chemistry is part of my work.
"Differences and similarities in
the chemistry of our gas giant planets and gas giant
exoplanets can help us understand how planetary systems
What makes these atmospheres quite interesting is that clouds can form out
of different materials. On Earth we have water clouds, but chemical
modeling predicts that brown dwarfs and gas giant planets have cloud layers
of refractory ceramics, iron metal, salts, water, and ammonia ice,
depending on how cool the atmosphere is on the outside. Jupiter has all
these materials as clouds with increasing depth, but only the ammonia
clouds on the top can be seen. There are already hints of silicate clouds
in brown dwarfs and very hot exoplanets, and it is probably just a matter
of time until the spectral signatures of different cloud materials become
clearly detectable for exoplanets.
Where do you see your research going in five to
I expect that other types of star dust minerals will be discovered in
meteorites, and that we will learn more about the compounds that are
present when stars and planetary systems form. We have made several
predictions as to which star dust minerals should be there; some have been
found, but others that we expect are elusive so far. The minerals may
indeed form at the stars, but a lot can happen to dust after leaving its
birthplace near a star, and the chemical modifications need to be better
I also expect that exoplanets will remain an exciting research area.
Currently, new exoplanet detections and more physical and chemical
information about them are almost regular items in the weekly news. It will
be interesting to see how different or similar planetary systems with
Earth-size planets will be from our own, and how unique the chemical
pathways are for making planets like our Earth.
What should the "take-away lesson" about your work
be for the general public?
A lot of gas and dust chemistry happens when stars and planetary systems
are born, and when stars die. On an astronomical scale, our Earth is a
"dust ball". Chemistry tells us what the dust is made of, and how it can be

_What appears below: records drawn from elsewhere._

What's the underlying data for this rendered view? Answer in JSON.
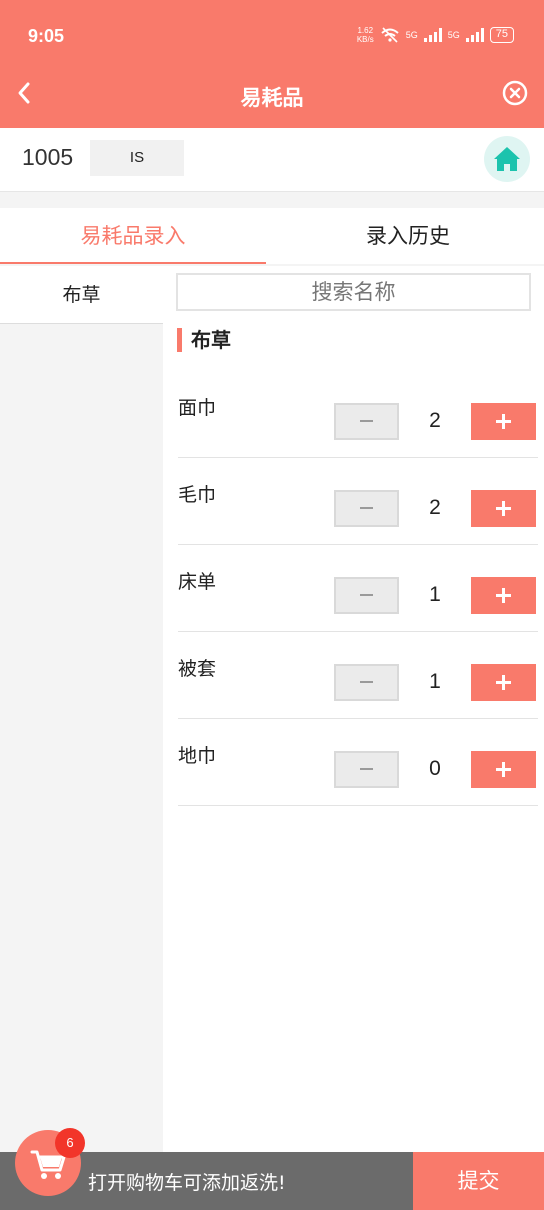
{
  "status_bar": {
    "time": "9:05",
    "net_speed_value": "1.62",
    "net_speed_unit": "KB/s",
    "signal_1": "5G",
    "signal_2": "5G",
    "battery": "75"
  },
  "nav": {
    "title": "易耗品",
    "back_icon": "chevron-left-icon",
    "close_icon": "close-circle-icon"
  },
  "info": {
    "code": "1005",
    "tag": "IS",
    "home_icon": "home-icon"
  },
  "tabs": [
    {
      "label": "易耗品录入",
      "active": true
    },
    {
      "label": "录入历史",
      "active": false
    }
  ],
  "sidebar": {
    "categories": [
      {
        "label": "布草",
        "active": true
      }
    ]
  },
  "search": {
    "placeholder": "搜索名称"
  },
  "section": {
    "title": "布草"
  },
  "items": [
    {
      "name": "面巾",
      "qty": "2"
    },
    {
      "name": "毛巾",
      "qty": "2"
    },
    {
      "name": "床单",
      "qty": "1"
    },
    {
      "name": "被套",
      "qty": "1"
    },
    {
      "name": "地巾",
      "qty": "0"
    }
  ],
  "bottom": {
    "hint": "打开购物车可添加返洗!",
    "submit": "提交",
    "cart_count": "6",
    "cart_icon": "cart-icon"
  },
  "colors": {
    "accent": "#f97a6b",
    "bottom_bar": "#6b6b6b",
    "badge": "#f2352a",
    "home_icon": "#1cc3ad"
  }
}
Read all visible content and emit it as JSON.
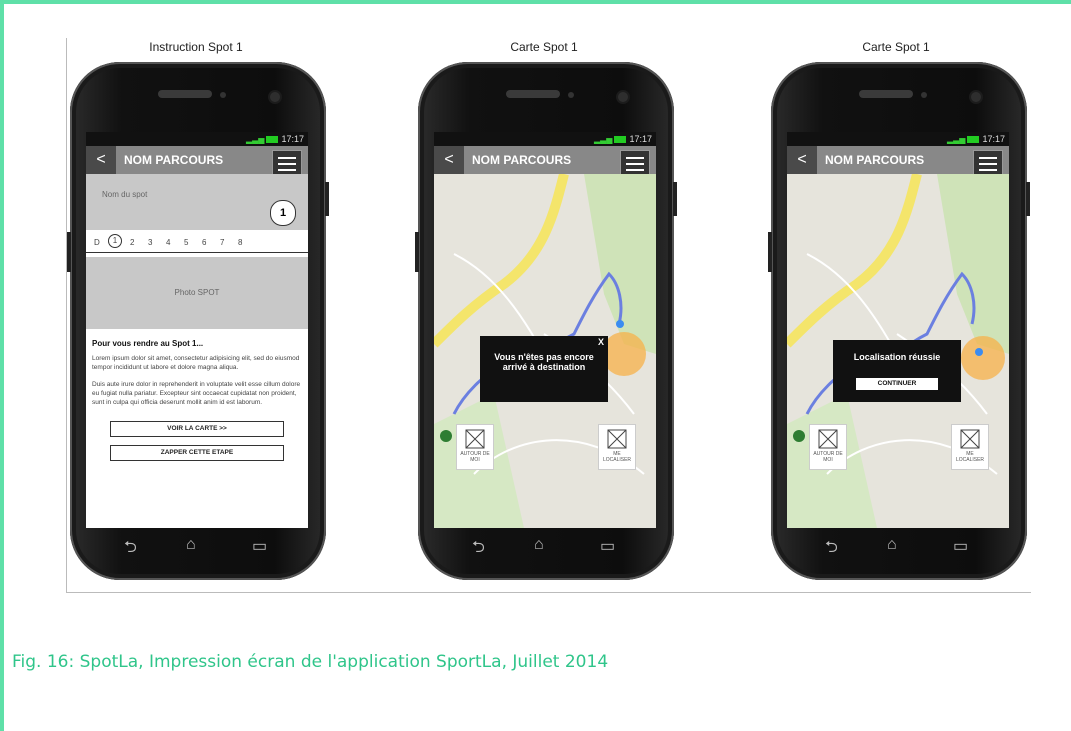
{
  "screens": [
    {
      "title": "Instruction Spot 1"
    },
    {
      "title": "Carte Spot 1"
    },
    {
      "title": "Carte Spot 1"
    }
  ],
  "status_time": "17:17",
  "appbar": {
    "back": "<",
    "title": "NOM PARCOURS"
  },
  "instruction": {
    "spot_name": "Nom du spot",
    "spot_number": "1",
    "steps": [
      "D",
      "1",
      "2",
      "3",
      "4",
      "5",
      "6",
      "7",
      "8"
    ],
    "photo_label": "Photo SPOT",
    "heading": "Pour vous rendre au Spot 1...",
    "para1": "Lorem ipsum dolor sit amet, consectetur adipisicing elit, sed do eiusmod tempor incididunt ut labore et dolore magna aliqua.",
    "para2": "Duis aute irure dolor in reprehenderit in voluptate velit esse cillum dolore eu fugiat nulla pariatur. Excepteur sint occaecat cupidatat non proident, sunt in culpa qui officia deserunt mollit anim id est laborum.",
    "btn_map": "VOIR LA CARTE >>",
    "btn_skip": "ZAPPER CETTE ETAPE"
  },
  "map1": {
    "dialog_close": "X",
    "dialog_msg": "Vous n'êtes pas encore arrivé à destination"
  },
  "map2": {
    "dialog_msg": "Localisation réussie",
    "dialog_btn": "CONTINUER"
  },
  "tiles": {
    "around": "AUTOUR DE MOI",
    "locate": "ME LOCALISER"
  },
  "caption": "Fig. 16: SpotLa, Impression écran de l'application SportLa, Juillet 2014",
  "colors": {
    "accent": "#2fc58a",
    "frame": "#5fe0a8",
    "route": "#6b7fe0",
    "road": "#f4e56b"
  }
}
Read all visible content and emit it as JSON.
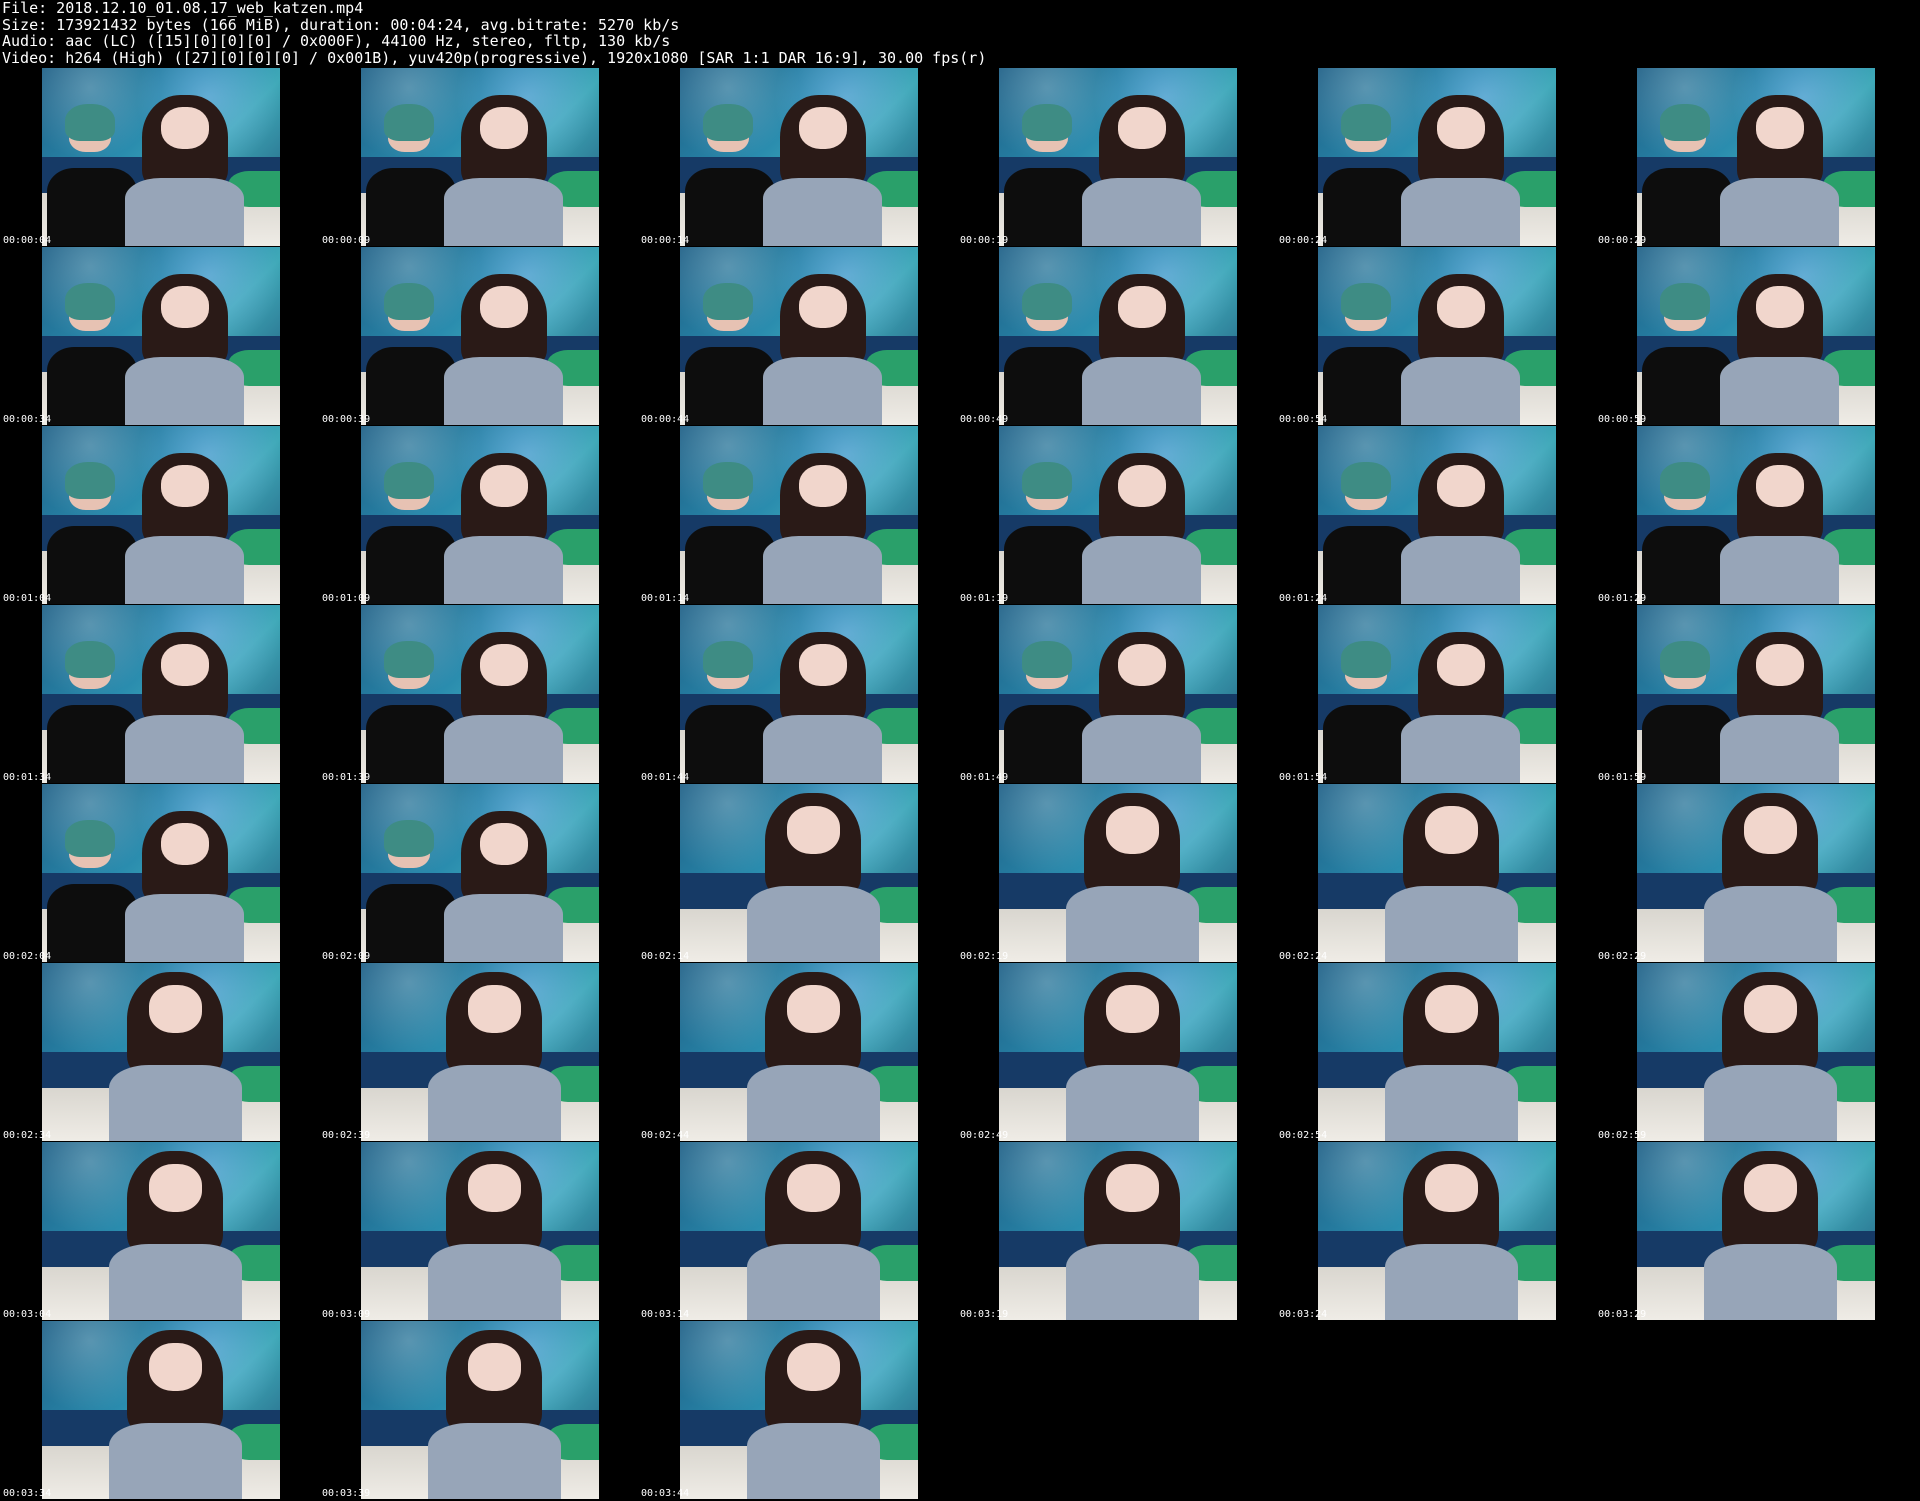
{
  "header": {
    "file_line": "File: 2018.12.10_01.08.17_web_katzen.mp4",
    "size_line": "Size: 173921432 bytes (166 MiB), duration: 00:04:24, avg.bitrate: 5270 kb/s",
    "audio_line": "Audio: aac (LC) ([15][0][0][0] / 0x000F), 44100 Hz, stereo, fltp, 130 kb/s",
    "video_line": "Video: h264 (High) ([27][0][0][0] / 0x001B), yuv420p(progressive), 1920x1080 [SAR 1:1 DAR 16:9], 30.00 fps(r)"
  },
  "thumbnails": [
    {
      "time": "00:00:04",
      "friend": true
    },
    {
      "time": "00:00:09",
      "friend": true
    },
    {
      "time": "00:00:14",
      "friend": true
    },
    {
      "time": "00:00:19",
      "friend": true
    },
    {
      "time": "00:00:24",
      "friend": true
    },
    {
      "time": "00:00:29",
      "friend": true
    },
    {
      "time": "00:00:34",
      "friend": true
    },
    {
      "time": "00:00:39",
      "friend": true
    },
    {
      "time": "00:00:44",
      "friend": true
    },
    {
      "time": "00:00:49",
      "friend": true
    },
    {
      "time": "00:00:54",
      "friend": true
    },
    {
      "time": "00:00:59",
      "friend": true
    },
    {
      "time": "00:01:04",
      "friend": true
    },
    {
      "time": "00:01:09",
      "friend": true
    },
    {
      "time": "00:01:14",
      "friend": true
    },
    {
      "time": "00:01:19",
      "friend": true
    },
    {
      "time": "00:01:24",
      "friend": true
    },
    {
      "time": "00:01:29",
      "friend": true
    },
    {
      "time": "00:01:34",
      "friend": true
    },
    {
      "time": "00:01:39",
      "friend": true
    },
    {
      "time": "00:01:44",
      "friend": true
    },
    {
      "time": "00:01:49",
      "friend": true
    },
    {
      "time": "00:01:54",
      "friend": true
    },
    {
      "time": "00:01:59",
      "friend": true
    },
    {
      "time": "00:02:04",
      "friend": true
    },
    {
      "time": "00:02:09",
      "friend": true
    },
    {
      "time": "00:02:14",
      "friend": false
    },
    {
      "time": "00:02:19",
      "friend": false
    },
    {
      "time": "00:02:24",
      "friend": false
    },
    {
      "time": "00:02:29",
      "friend": false
    },
    {
      "time": "00:02:34",
      "friend": false
    },
    {
      "time": "00:02:39",
      "friend": false
    },
    {
      "time": "00:02:44",
      "friend": false
    },
    {
      "time": "00:02:49",
      "friend": false
    },
    {
      "time": "00:02:54",
      "friend": false
    },
    {
      "time": "00:02:59",
      "friend": false
    },
    {
      "time": "00:03:04",
      "friend": false
    },
    {
      "time": "00:03:09",
      "friend": false
    },
    {
      "time": "00:03:14",
      "friend": false
    },
    {
      "time": "00:03:19",
      "friend": false
    },
    {
      "time": "00:03:24",
      "friend": false
    },
    {
      "time": "00:03:29",
      "friend": false
    },
    {
      "time": "00:03:34",
      "friend": false
    },
    {
      "time": "00:03:39",
      "friend": false
    },
    {
      "time": "00:03:44",
      "friend": false
    }
  ],
  "colors": {
    "background": "#000000",
    "text": "#ffffff"
  }
}
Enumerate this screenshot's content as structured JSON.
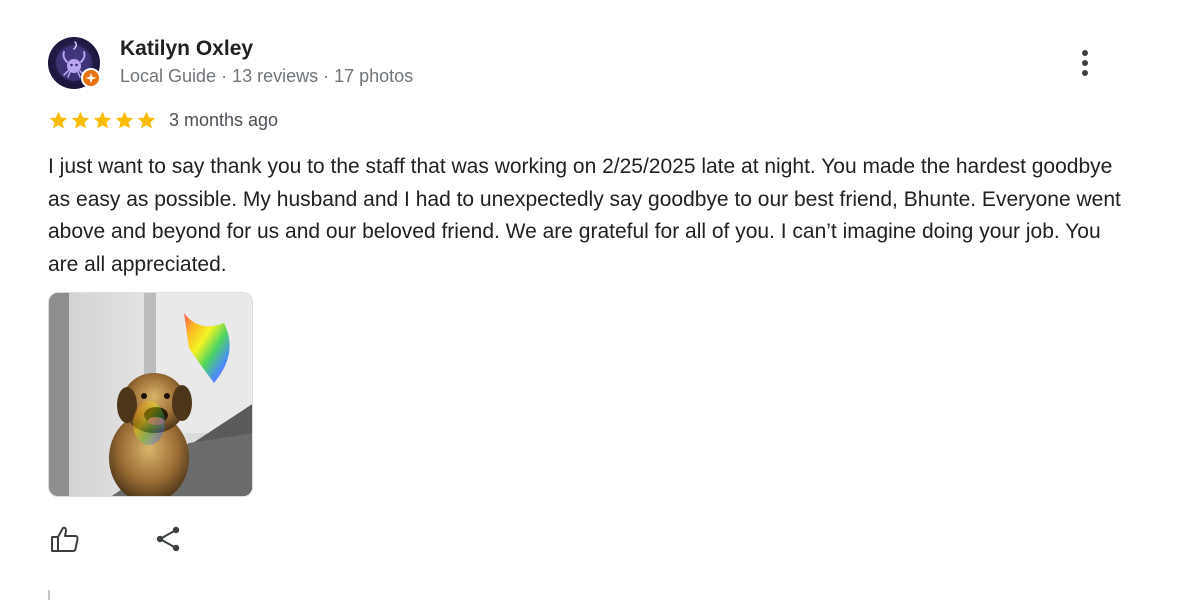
{
  "author": {
    "name": "Katilyn Oxley",
    "meta": "Local Guide · 13 reviews · 17 photos",
    "avatar_icon": "scorpion-avatar-icon",
    "badge_icon": "local-guide-star-icon",
    "badge_color": "#e8710a"
  },
  "review": {
    "rating": 5,
    "max_rating": 5,
    "star_color": "#fbbc04",
    "date": "3 months ago",
    "text": "I just want to say thank you to the staff that was working on 2/25/2025 late at night. You made the hardest goodbye as easy as possible. My husband and I had to unexpectedly say goodbye to our best friend, Bhunte. Everyone went above and beyond for us and our beloved friend. We are grateful for all of you. I can’t imagine doing your job. You are all appreciated."
  },
  "actions": {
    "more_icon": "more-vert-icon",
    "like_icon": "thumb-up-icon",
    "share_icon": "share-icon"
  }
}
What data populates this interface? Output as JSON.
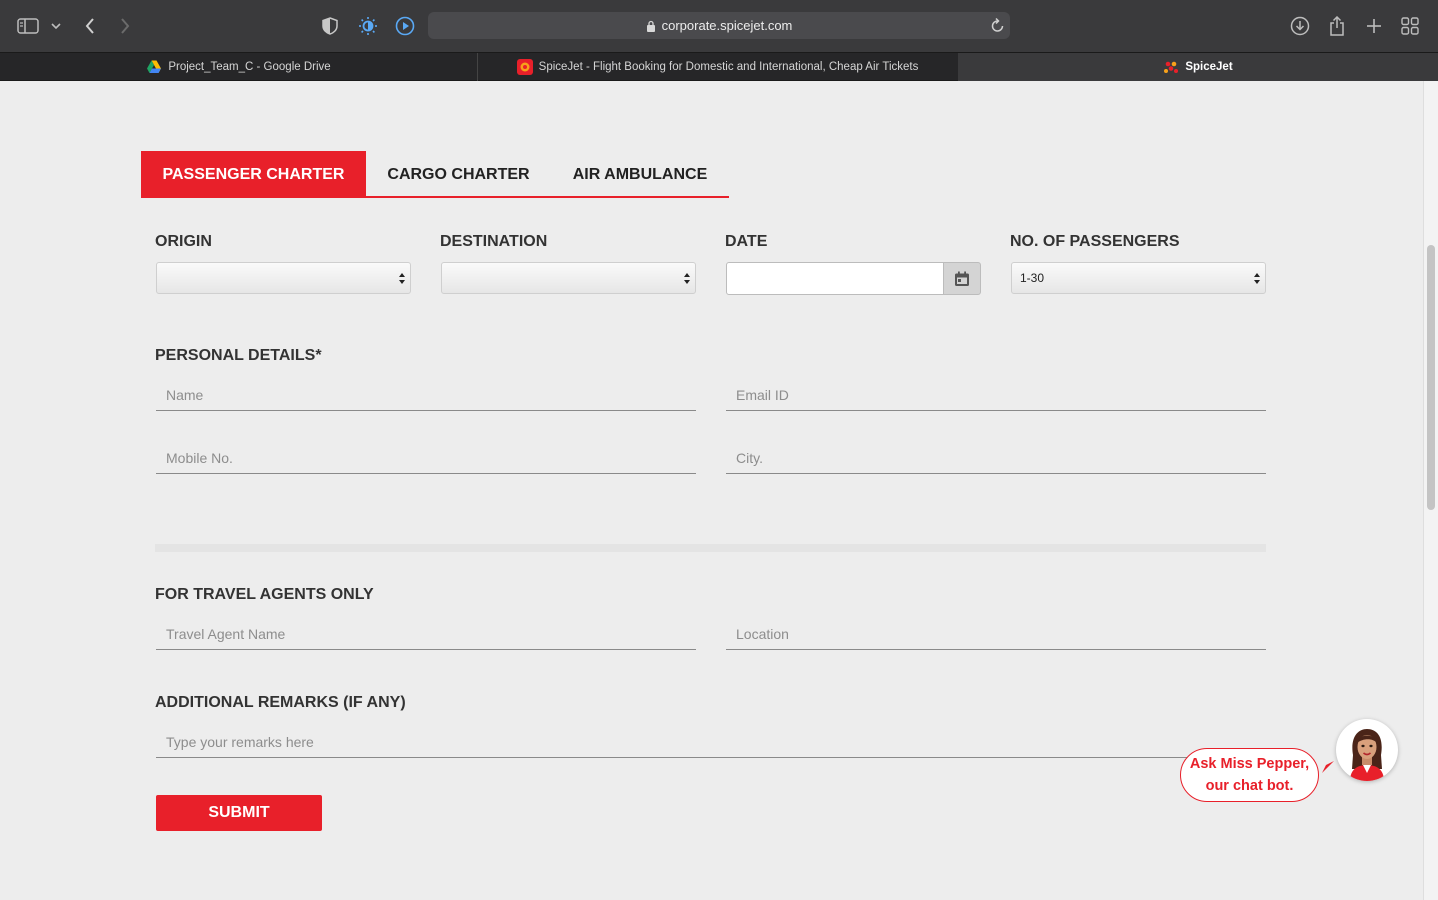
{
  "browser": {
    "url": "corporate.spicejet.com",
    "tabs": [
      {
        "label": "Project_Team_C - Google Drive"
      },
      {
        "label": "SpiceJet - Flight Booking for Domestic and International, Cheap Air Tickets"
      },
      {
        "label": "SpiceJet"
      }
    ]
  },
  "charter_tabs": [
    {
      "label": "PASSENGER CHARTER",
      "active": true
    },
    {
      "label": "CARGO CHARTER"
    },
    {
      "label": "AIR AMBULANCE"
    }
  ],
  "trip": {
    "origin_label": "ORIGIN",
    "destination_label": "DESTINATION",
    "date_label": "DATE",
    "passengers_label": "NO. OF PASSENGERS",
    "origin_value": "",
    "destination_value": "",
    "passengers_value": "1-30"
  },
  "personal": {
    "heading": "PERSONAL DETAILS*",
    "name_placeholder": "Name",
    "email_placeholder": "Email ID",
    "mobile_placeholder": "Mobile No.",
    "city_placeholder": "City."
  },
  "agents": {
    "heading": "FOR TRAVEL AGENTS ONLY",
    "agent_placeholder": "Travel Agent Name",
    "location_placeholder": "Location"
  },
  "remarks": {
    "heading": "ADDITIONAL REMARKS (IF ANY)",
    "placeholder": "Type your remarks here"
  },
  "submit_label": "SUBMIT",
  "chatbot": {
    "line1": "Ask Miss Pepper,",
    "line2": "our chat bot."
  },
  "colors": {
    "brand_red": "#e8202a",
    "chrome_dark": "#3a3a3c"
  }
}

Dr. Katharina Lodders
Department of Earth & Planetary Sciences
St. Louis, MO, USA
Katharina Lodders's most-cited paper with 323
cites to date: